## Data
::::::::
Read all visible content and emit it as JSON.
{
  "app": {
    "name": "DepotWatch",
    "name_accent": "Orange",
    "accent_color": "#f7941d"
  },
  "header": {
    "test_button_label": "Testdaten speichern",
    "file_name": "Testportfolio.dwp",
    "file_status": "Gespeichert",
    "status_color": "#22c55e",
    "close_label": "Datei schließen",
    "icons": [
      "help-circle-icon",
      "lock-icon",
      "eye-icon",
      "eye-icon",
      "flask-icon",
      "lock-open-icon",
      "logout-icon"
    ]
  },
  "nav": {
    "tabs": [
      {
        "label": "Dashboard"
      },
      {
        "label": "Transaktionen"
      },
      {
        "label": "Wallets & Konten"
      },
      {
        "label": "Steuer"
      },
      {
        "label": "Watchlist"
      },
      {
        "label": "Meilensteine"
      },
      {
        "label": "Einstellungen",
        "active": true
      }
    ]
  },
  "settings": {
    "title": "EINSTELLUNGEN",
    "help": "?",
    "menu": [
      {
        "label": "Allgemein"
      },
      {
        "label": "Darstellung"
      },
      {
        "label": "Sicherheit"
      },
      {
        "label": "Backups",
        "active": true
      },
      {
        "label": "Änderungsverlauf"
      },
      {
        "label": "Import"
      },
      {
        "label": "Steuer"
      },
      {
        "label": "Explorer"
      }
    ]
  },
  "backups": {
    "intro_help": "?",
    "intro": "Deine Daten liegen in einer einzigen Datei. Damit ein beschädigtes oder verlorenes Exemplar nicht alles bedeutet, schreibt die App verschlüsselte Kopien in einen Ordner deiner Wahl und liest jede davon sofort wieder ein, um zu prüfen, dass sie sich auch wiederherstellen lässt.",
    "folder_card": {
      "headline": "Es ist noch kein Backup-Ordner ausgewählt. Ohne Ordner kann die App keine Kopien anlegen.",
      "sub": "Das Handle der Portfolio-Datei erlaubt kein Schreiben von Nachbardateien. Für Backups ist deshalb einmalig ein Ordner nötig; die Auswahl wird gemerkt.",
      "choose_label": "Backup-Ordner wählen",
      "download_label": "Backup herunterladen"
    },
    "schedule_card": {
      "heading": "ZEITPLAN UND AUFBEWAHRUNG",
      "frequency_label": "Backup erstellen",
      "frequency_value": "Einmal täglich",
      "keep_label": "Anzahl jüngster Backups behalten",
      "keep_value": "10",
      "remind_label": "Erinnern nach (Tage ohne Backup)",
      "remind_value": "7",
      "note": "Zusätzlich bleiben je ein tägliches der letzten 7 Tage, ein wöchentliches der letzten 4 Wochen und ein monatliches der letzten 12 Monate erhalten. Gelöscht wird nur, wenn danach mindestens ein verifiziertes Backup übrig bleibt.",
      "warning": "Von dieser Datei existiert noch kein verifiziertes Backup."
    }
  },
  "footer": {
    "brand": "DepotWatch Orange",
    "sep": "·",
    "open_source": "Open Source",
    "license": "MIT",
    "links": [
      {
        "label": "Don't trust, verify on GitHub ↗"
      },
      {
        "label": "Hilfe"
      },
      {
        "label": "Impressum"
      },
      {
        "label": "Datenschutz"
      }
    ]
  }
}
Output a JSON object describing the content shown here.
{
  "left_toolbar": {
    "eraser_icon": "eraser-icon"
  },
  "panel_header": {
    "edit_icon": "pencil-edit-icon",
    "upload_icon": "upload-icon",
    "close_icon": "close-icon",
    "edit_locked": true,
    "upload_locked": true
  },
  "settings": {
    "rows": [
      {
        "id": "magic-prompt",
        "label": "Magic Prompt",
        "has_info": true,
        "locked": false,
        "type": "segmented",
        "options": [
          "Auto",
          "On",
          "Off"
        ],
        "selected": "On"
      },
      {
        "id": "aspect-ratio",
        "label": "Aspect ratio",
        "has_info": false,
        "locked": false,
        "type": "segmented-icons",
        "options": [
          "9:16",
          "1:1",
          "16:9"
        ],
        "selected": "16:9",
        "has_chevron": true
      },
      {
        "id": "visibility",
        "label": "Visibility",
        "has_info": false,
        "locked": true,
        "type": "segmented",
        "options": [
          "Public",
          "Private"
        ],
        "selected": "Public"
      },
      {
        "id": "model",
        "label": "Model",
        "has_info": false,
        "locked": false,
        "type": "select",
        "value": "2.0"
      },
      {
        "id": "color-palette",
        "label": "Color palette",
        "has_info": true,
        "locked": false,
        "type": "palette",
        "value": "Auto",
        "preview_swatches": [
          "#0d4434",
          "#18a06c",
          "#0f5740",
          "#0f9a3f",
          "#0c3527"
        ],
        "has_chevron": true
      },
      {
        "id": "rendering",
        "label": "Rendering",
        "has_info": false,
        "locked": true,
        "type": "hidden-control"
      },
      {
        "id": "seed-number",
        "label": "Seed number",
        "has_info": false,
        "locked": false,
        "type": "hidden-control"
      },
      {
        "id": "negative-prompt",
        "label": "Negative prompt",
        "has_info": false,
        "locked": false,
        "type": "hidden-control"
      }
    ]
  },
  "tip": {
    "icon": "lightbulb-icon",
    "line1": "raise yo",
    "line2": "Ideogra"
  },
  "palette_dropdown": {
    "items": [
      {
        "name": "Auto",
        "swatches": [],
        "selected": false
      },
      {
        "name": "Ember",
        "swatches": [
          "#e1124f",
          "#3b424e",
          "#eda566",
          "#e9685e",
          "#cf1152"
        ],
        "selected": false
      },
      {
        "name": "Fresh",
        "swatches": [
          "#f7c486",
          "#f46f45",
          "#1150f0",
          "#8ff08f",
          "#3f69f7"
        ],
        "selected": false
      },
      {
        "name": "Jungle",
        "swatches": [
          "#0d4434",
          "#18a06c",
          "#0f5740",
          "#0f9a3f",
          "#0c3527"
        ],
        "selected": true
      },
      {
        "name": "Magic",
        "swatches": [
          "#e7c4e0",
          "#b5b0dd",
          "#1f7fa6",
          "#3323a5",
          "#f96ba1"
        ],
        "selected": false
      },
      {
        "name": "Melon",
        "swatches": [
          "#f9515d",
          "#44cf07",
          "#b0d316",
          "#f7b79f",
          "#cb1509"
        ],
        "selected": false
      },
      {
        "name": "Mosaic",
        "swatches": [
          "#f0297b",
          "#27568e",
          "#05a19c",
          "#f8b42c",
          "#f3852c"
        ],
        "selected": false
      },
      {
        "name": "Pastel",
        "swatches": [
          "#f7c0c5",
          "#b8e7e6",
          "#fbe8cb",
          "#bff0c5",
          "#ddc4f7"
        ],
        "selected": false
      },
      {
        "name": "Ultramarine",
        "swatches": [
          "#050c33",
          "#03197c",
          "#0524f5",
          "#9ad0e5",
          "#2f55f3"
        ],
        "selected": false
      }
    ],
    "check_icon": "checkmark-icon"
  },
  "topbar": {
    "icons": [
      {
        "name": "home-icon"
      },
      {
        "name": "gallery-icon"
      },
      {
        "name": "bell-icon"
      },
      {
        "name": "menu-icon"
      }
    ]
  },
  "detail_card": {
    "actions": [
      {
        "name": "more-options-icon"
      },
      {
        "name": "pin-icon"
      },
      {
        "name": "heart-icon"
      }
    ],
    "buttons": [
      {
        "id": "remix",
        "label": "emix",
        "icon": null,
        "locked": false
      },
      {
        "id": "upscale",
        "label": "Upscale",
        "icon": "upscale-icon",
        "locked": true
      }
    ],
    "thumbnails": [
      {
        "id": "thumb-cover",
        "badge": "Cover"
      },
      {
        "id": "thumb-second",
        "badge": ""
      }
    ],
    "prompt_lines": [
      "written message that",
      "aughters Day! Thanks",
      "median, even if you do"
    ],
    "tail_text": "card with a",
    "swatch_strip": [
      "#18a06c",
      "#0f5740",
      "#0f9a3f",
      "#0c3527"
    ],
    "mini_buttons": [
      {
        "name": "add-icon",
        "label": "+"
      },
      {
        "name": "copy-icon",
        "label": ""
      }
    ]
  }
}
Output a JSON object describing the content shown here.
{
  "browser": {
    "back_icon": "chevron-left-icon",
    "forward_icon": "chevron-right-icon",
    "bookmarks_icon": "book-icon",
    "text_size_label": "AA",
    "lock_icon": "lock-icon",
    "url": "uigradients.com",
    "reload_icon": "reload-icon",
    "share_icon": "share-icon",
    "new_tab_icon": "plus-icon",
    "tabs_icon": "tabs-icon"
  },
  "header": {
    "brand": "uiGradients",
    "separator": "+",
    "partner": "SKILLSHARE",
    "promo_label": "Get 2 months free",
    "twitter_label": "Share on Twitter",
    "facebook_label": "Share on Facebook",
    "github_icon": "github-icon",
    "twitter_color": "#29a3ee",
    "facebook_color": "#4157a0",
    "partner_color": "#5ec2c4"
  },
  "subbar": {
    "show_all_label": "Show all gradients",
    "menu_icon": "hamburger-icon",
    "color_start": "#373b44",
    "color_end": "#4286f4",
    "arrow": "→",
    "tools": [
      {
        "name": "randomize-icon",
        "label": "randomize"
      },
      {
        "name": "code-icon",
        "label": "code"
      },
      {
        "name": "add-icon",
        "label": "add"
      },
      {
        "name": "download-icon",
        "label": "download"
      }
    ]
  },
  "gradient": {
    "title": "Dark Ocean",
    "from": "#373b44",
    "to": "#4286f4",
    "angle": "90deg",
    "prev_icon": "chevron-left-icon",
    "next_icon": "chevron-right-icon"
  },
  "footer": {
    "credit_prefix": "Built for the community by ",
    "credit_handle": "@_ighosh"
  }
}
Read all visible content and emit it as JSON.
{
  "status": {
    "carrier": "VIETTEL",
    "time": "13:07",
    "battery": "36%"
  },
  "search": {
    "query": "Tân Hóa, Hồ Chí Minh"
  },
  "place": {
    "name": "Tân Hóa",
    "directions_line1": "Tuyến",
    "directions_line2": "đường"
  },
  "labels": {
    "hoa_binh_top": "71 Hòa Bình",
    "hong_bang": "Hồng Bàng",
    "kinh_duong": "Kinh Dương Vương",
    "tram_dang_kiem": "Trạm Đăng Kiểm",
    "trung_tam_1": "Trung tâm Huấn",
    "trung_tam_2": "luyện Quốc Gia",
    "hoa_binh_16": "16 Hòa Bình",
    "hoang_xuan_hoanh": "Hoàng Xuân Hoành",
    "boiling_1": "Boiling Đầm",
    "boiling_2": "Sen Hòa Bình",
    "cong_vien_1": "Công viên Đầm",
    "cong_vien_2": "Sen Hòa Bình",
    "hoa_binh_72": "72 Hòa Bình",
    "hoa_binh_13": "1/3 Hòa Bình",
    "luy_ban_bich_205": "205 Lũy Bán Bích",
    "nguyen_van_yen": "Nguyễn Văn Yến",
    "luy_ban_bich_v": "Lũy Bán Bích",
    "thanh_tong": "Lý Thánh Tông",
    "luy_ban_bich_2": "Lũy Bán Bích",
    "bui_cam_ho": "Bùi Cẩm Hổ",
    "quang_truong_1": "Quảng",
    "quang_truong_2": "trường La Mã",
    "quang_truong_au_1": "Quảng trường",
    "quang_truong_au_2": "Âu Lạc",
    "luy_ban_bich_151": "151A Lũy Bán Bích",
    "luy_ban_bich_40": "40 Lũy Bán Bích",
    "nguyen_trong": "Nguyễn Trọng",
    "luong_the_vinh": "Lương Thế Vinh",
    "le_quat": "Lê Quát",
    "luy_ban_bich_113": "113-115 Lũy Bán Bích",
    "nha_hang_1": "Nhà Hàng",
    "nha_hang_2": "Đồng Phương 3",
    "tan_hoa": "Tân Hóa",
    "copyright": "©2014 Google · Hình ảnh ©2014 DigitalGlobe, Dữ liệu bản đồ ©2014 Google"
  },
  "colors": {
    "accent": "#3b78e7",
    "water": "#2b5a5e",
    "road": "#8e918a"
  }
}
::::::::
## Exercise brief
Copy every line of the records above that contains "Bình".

## Solution to this exercise
    "hoa_binh_top": "71 Hòa Bình",
    "hoa_binh_16": "16 Hòa Bình",
    "boiling_2": "Sen Hòa Bình",
    "cong_vien_2": "Sen Hòa Bình",
    "hoa_binh_72": "72 Hòa Bình",
    "hoa_binh_13": "1/3 Hòa Bình",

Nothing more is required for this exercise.